The economy remains hot in the San Francisco Bay Area. The region’s gross domestic product grew 5.6% in 2016, three times faster than the national growth rate, according to a report from the Center for Continuing Study of the California Economy. The nationwide growth rate was 1.5%. Sacramento was not far behind the Bay Area and grew 3.1% due to gains in finance and professional services. For the entire state, GDP grew 2.9%. Los Angeles reported a growth rate of 2%. San Diego lagged due to declines in manufacturing and only grew 0.4%.

San Jose was the top metro with 5.9% growth related to growth from the tech sector. San Francisco-Oakland came in second with a 5.4% growth rate related to tech and finance. If it was its own country, the Bay Area’s economy would be the 18th-largest economy next to Turkey and the Netherlands. While the Los Angeles economy grew at a slower pace, the city's economy is larger than the Bay Area with $1.2 trillion in gross state product. The Bay Area’s GSP is about $781B. California’s GSP is worth about $2.5 trillion. 

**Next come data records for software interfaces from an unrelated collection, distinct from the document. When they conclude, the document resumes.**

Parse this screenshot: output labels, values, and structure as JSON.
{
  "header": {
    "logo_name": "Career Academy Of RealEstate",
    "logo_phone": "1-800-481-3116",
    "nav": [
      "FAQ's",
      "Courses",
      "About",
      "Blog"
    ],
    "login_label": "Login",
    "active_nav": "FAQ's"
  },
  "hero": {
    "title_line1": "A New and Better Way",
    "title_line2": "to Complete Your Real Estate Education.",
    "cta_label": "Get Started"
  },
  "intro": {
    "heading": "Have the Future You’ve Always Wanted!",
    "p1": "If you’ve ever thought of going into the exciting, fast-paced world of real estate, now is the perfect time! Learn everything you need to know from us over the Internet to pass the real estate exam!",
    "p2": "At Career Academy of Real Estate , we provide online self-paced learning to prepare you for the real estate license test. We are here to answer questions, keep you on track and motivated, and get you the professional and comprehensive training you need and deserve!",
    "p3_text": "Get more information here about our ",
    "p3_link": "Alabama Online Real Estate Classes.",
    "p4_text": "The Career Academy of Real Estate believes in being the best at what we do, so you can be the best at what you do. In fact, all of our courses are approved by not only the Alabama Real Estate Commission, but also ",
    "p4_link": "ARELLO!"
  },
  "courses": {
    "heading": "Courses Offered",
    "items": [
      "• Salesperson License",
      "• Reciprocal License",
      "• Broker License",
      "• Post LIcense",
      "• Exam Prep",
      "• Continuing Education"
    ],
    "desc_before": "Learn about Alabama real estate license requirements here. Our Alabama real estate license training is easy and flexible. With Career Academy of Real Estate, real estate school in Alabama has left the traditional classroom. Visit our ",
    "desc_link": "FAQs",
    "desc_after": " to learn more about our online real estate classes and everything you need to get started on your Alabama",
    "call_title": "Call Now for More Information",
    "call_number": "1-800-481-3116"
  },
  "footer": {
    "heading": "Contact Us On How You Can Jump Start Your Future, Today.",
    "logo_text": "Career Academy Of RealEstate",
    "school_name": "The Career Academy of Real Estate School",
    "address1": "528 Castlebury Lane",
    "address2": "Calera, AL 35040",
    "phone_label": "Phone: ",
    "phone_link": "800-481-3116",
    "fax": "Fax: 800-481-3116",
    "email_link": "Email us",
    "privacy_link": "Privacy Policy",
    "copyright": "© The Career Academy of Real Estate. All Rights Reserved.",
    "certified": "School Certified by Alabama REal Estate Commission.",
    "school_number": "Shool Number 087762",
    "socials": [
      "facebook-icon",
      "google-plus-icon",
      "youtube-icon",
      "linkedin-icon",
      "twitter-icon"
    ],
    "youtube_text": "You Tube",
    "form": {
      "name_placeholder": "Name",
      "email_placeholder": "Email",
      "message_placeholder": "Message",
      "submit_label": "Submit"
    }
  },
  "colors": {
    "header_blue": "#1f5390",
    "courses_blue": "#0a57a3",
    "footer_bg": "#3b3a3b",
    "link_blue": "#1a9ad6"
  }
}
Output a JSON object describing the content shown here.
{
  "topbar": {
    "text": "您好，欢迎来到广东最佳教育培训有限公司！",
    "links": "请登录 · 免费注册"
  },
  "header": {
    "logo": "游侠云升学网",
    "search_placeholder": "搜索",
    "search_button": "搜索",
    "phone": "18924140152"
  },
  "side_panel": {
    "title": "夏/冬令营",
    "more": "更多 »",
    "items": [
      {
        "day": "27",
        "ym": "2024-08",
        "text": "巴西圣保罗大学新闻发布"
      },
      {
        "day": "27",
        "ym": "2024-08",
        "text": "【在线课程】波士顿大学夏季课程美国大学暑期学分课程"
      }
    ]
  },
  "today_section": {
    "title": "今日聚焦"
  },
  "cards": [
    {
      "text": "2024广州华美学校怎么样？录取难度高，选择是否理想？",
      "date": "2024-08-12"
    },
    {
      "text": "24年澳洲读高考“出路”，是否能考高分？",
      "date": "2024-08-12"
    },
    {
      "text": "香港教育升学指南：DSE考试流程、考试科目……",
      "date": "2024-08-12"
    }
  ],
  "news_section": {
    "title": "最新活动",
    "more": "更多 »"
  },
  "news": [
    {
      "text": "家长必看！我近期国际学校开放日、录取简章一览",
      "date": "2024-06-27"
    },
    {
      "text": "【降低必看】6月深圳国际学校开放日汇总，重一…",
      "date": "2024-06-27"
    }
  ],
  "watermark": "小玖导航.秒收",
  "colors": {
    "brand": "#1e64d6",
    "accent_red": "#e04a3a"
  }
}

2017 will be a different story. Job growth has slowed in the Bay Area and the state so far this year, but it is rising in the Inland Empire, Butte and San Joaquin Valley counties. The CCSCE expects GDP in the state and many regions to be lower than 2015 and 2016 levels.